The Washington Post this morning has an article by Rosalind Helderman entitled “Jobs-bill vote may put senators in tight spot.” Tonight, the U.S. Senate is scheduled to vote on President Barack Obama’s jobs plan and while the Democrats know they do not have the votes to overcome a Republican filibuster, it is also unclear if they can get all the Democrats on board.
Democratic senators, especially those facing difficult re-election prospects, may be unwilling to vote for a bill that is not going to pass anyway if the end result is that their opponents next year can paint them as too close to Obama, whose shrinking popularity has many Democrats worried. On the other hand, if they vote with the Republicans, these wavering Democrats make it impossible to run against the Republicans as the obstructionists. As Helderman writes, “That is likely to be a dynamic that will prove problematic for Obama and Senate leaders in coming months.”
This is a false dilemma. The Democrats in the Senate should back the jobs bill. The only way they can possibly hope to win re-election in tough swing states is by standing for something. And, running in an election year that will be dominated by the race for the White House at the top of the ticket, they cannot hope to win by running from the President and his policies. Gone are the days when individual congressmen and senators can enjoy a special relationship with their constituencies that permit them to swim against the tide.
Anti-Washington sentiment is at an all-time high. The only way any Democrats, including the President, can hope to win next November is by turning the election into a “choice election.” As the President and Vice-President have recently said: “Don’t compare me with the Almighty. Compare me with the alternative.” If Democrats fail to stand up for government intervention to help promote job growth, if they are not seen as fighting for the working and middle class, the election will turn into a referendum on Washington and they will lose.
There is a proximate example these worried senators should consider. In 2008, two Democratic congressional candidates won traditionally Republican seats in Virginia. Glenn Nye won in Virginia-2 with 52.40% of the vote, defeating Republican Thelma Drake who garnered 47.46%. In VA-5, Tom Perriello defeated Republican incumbent Virgil Goode by the razor-think margin of 50.08% to 49.85%. Nye and Perriello went to Congress. Perriello became a strong voice of support for the President, indeed outflanking him on the left at times. Nye engaged in the kind of calculations that this morning’s Post article examines among the senators, trying to figure out how to distance themselves from the President, trying to appear moderate, trying to avoid a throwdown with the GOP. During their respective re-election bids, Nye, like most freshman Democrats from Republican-leaning seats ran away from the President. Perriello, on the other hand, defended his votes, especially his vote for health care reform. He was the only embattled congressman who invited Obama to a campaign rally the weekend before the election.

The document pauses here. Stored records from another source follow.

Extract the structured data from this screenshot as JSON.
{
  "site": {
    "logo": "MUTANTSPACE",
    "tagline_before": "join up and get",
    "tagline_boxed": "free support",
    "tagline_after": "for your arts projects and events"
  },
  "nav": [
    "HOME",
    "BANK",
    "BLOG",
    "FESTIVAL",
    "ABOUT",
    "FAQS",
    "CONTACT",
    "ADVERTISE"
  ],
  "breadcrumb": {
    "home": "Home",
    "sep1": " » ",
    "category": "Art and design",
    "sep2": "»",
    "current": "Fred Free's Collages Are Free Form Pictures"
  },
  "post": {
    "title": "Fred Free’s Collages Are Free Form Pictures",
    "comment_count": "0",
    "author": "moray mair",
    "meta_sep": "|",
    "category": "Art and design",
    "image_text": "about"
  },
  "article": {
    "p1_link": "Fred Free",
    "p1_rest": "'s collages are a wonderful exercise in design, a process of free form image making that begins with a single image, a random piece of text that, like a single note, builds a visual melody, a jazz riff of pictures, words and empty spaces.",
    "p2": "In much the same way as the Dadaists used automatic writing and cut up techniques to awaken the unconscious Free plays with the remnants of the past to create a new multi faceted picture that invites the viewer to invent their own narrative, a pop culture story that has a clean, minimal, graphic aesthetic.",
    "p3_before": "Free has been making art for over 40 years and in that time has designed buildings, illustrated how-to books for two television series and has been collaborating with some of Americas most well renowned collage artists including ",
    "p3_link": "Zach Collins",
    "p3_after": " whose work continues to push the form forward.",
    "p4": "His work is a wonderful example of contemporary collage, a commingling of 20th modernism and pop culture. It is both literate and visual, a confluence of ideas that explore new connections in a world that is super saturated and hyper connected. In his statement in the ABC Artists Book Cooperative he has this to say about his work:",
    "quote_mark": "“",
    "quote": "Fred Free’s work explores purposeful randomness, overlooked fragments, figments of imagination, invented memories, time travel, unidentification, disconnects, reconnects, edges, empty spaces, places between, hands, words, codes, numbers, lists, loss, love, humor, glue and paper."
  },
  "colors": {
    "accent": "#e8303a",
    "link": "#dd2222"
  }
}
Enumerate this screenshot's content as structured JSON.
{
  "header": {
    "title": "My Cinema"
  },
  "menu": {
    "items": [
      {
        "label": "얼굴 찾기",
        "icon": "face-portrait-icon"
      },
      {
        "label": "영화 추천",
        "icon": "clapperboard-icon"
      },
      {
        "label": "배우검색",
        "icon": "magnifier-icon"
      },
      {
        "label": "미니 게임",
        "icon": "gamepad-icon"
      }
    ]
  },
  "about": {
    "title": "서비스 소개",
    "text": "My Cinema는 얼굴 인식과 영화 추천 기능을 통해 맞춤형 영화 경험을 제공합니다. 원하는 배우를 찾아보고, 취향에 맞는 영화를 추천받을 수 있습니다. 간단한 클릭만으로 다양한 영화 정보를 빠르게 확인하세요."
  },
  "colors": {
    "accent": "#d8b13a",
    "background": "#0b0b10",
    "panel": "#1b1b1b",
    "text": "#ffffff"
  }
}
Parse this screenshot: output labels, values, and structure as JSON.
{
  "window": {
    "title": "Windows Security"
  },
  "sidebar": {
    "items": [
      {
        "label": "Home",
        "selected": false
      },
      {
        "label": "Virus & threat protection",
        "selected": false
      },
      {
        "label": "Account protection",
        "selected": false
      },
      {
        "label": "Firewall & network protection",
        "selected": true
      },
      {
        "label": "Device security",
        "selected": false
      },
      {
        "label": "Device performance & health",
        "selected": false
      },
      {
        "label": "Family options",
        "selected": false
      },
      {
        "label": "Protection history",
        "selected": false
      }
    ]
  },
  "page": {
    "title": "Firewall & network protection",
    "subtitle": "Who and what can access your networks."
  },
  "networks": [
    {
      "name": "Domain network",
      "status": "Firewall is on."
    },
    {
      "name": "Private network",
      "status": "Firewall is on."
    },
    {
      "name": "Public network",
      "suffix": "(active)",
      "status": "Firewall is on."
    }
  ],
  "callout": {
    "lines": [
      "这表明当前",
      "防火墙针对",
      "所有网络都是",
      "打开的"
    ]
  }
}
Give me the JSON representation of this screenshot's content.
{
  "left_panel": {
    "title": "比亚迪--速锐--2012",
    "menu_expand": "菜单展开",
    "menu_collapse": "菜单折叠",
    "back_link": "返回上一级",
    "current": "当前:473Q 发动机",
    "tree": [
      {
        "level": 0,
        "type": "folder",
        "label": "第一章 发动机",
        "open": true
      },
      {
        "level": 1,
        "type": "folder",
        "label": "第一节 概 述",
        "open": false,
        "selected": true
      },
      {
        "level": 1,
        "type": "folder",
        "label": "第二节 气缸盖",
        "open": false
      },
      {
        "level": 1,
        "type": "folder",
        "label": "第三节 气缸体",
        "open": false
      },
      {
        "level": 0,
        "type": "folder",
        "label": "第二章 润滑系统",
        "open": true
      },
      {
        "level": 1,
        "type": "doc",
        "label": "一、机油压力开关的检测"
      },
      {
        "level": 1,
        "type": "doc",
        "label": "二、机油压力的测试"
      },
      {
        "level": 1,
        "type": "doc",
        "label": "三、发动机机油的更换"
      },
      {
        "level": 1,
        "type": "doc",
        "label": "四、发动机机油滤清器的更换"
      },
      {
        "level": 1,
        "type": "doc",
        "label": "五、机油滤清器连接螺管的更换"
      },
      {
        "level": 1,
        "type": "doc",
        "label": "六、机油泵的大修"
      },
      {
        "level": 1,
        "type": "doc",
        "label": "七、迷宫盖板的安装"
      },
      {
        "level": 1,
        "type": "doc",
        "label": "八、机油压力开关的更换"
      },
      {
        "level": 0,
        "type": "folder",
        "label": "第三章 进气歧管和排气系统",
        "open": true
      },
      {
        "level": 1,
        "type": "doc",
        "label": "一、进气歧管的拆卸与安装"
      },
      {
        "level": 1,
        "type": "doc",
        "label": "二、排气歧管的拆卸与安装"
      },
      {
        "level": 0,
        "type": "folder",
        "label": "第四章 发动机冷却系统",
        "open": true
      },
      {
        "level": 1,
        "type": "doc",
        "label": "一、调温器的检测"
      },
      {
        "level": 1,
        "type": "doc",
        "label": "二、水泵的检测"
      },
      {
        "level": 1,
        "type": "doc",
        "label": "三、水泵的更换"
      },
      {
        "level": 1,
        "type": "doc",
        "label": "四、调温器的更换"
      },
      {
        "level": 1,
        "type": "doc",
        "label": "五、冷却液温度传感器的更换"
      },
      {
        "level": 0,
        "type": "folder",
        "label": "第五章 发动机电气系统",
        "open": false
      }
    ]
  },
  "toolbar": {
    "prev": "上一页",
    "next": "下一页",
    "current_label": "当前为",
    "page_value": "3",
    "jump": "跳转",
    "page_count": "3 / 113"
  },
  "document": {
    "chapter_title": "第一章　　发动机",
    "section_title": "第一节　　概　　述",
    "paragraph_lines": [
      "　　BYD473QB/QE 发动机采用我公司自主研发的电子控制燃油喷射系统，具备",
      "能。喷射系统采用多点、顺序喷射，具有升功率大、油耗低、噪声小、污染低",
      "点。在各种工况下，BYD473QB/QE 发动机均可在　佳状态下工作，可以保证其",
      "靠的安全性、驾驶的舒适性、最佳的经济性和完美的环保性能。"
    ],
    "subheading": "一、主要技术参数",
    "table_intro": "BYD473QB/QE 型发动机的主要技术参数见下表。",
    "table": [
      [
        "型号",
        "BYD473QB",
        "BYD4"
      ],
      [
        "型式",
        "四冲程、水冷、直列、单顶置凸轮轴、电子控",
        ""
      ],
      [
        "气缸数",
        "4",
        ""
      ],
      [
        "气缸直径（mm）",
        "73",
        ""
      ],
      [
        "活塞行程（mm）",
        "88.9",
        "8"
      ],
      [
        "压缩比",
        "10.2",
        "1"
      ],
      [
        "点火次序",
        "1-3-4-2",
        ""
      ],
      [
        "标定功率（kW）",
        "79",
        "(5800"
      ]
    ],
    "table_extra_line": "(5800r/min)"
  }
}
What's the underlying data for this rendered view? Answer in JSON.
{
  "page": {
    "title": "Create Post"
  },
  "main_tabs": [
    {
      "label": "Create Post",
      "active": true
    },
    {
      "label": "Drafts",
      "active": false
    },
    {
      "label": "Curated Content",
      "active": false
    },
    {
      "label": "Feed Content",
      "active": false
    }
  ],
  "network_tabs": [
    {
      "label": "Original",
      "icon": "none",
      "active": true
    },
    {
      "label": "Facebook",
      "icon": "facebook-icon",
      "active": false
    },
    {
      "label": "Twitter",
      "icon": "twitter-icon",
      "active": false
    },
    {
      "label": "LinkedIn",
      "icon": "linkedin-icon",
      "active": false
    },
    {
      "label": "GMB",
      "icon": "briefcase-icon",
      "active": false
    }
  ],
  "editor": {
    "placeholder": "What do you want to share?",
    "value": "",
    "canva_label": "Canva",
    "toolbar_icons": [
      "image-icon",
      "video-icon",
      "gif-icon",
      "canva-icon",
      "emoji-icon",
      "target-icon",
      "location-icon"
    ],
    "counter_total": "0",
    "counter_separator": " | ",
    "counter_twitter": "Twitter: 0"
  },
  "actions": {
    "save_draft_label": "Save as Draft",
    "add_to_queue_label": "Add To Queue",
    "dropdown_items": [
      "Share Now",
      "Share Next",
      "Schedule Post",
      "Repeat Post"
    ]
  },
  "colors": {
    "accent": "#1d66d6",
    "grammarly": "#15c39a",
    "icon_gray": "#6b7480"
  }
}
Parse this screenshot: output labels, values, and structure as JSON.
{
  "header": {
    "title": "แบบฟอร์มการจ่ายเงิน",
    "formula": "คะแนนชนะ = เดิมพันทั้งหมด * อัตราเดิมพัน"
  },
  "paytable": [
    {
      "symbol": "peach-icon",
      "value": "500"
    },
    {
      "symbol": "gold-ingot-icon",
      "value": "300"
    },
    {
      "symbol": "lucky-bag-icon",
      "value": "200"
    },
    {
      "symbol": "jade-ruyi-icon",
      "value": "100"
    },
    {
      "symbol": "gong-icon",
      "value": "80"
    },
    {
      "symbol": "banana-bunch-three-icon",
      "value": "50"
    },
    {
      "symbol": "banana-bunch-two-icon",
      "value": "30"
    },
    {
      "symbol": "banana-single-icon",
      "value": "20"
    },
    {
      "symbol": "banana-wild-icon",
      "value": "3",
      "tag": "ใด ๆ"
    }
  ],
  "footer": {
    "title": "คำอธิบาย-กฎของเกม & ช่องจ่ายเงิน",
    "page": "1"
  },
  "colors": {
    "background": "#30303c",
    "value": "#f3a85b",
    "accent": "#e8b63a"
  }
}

Both Perriello and Nye lost and VA-2 and VA-5 both returned to where they had long been, the GOP fold. But, Nye, whose district was less GOP-leaning than Perriello’s lost by more than ten points, losing to Republican E. Scott Rigell by a margin of 53.12% to 42.25%. In the more heavily GOP VA-5, Perriello lost by less than four points, 50.81% to 46.98%.
The lessons from the Perriello-Nye comparison should be obvious. Lesson #1: Voters expect a candidate to stand for something. While visiting VA-5 during last year’s election, I heard from several people that while they did not always agree with Perriello’s stances on the issues, they admired him for standing up for his positions and preferred to vote for someone who knew his own mind and did not govern by polls, even if they disagreed with that person, than for someone who was all wishy-washy. Lesson #2: The national political debate will shape local elections in ways that no amount of spending, campaign advertising, and hand-shaking can overcome. Democrats will be lumped with Obama whether they like it or not. Lesson #3: Voters like someone who is scrappy, who is fighting for them, who is defending for his or her views. Lesson #4: Give voters a choice or they will turn the race into a referendum on incumbency and that is the surest way to lose.
I agree with some of the objections that certain senators have with the Obama plan. For example, Sen. John Tester has voiced skepticism that giving businesses a tax break for hiring the long-term unemployed will actually result in more job creation. I suspect Tester is right. But, I also know that the American people want Congress and the White House to do something. Americans are a pragmatic people who warm to the idea that Washington is trying to improve their lot. If we try something like the tax credit for hiring the long-term unemployed and it doesn’t work, let’s try something else. But, the quickest way for any incumbent to guarantee a loss next November is to appear indifferent or to appear to be party to the dysfunction that has gripped Washington.
Tom Perriello lost his re-election race, but he lost it by much less than many other freshman Democrats who came from much less Republican-leaning districts. He stood for something and he stood with the President. Those senators who are thinking their electoral chances are improved by distancing themselves from the President should give Glenn Nye a call.